Archaeology, Politics and Islamicate Cultural Heritage in Europe - David Govantes-Edwards

4. Gendered Pasts: Women in al-Andalus

Archaeology, Politics and Islamicate Cultural Heritage in Europe - David Govantes-Edwards

Nicola Clarke [+-]
Newcastle University
Nicola Clark is a lecturer at Newcastle University (United Kingdom). Her work as a historian focuses on medieval Islamic Iberia (al-Andalus), with particular interests in historiography and social history. Her teaching, however, ranges across the Islamic world, from the time of the Prophet Muhammad down to the early 17th century. HEr primary research focus at present is on representations of gender - particularly masculinity - in legal and literary texts from medieval Islamic Iberia (al-Andalus). She also remains interested in medieval Islamic intellectual life, especially historiography, geography and travel writing in Arabic.
Mikel Herrán [+-]
UCL Qatar
Mikel Herrán sat his undergraduate studies in Archaeology in the Universidad Complutense (Madrid, Spain). He then completed an MA in the Archaeology of the Arab and Islamic World at UCL Qatar with a dissertation on Islamisation and Gender in Al-Andalus. He has worked in several projects involving Archaeology and Museums in the Gulf region and is currently working as a researcher for the project ‘The Transformation of the Moroccan Landscape in the Early Islamic Period’ at UCL Qatar, in collaboration with INSAP (Institut National des Sciences de l'Archéologie et du Patrimoine).

Description

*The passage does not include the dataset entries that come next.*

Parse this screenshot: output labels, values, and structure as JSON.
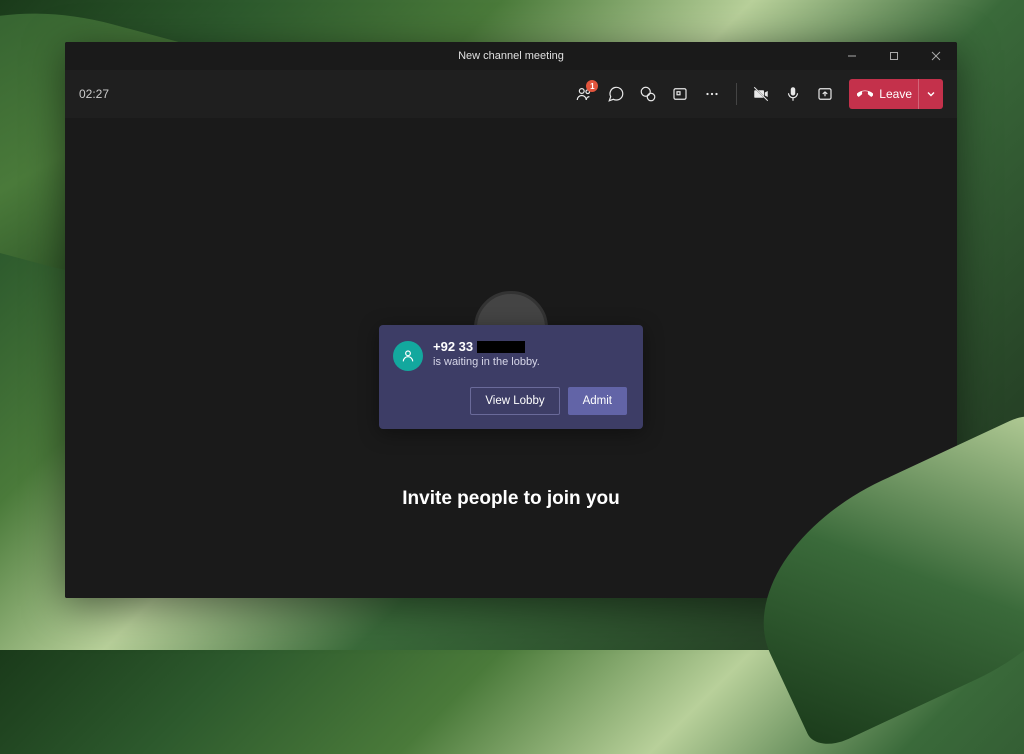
{
  "window": {
    "title": "New channel meeting"
  },
  "toolbar": {
    "timer": "02:27",
    "people_badge": "1",
    "leave_label": "Leave"
  },
  "main": {
    "invite_text": "Invite people to join you"
  },
  "lobby_popup": {
    "caller_prefix": "+92 33",
    "subtitle": "is waiting in the lobby.",
    "view_lobby_label": "View Lobby",
    "admit_label": "Admit"
  }
}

The aim of the present chapter is twofold: to discuss, in archaeological terms, how gender can be performed and enacted in Islamicate societies, and to put the focus on women and their position within these same societies. The study of women in al-Andalus is inlaid with multi-layered signifiers which influence gender performance beyond religion, including ethnicity and coexistence with non-Islamic social groups. In trying to go beyond the image of Muslim women as ‘other’, this chapter will study how hegemonies of femininity were created and encoded, paying special attention to domestic spaces and goods, as well as to the written sources.

Notify A Colleague

Citation

Clarke, Nicola; Herrán, Mikel. 4. Gendered Pasts: Women in al-Andalus. Archaeology, Politics and Islamicate Cultural Heritage in Europe. Equinox eBooks Publishing, United Kingdom. p. Jan 2021. ISBN 9781781797884. https://www.equinoxpub.com/home/view-chapter/?id=36073. Date accessed: 24 Oct 2019 doi: 10.1558/equinox.36073. Jan 2021

Dublin Core Metadata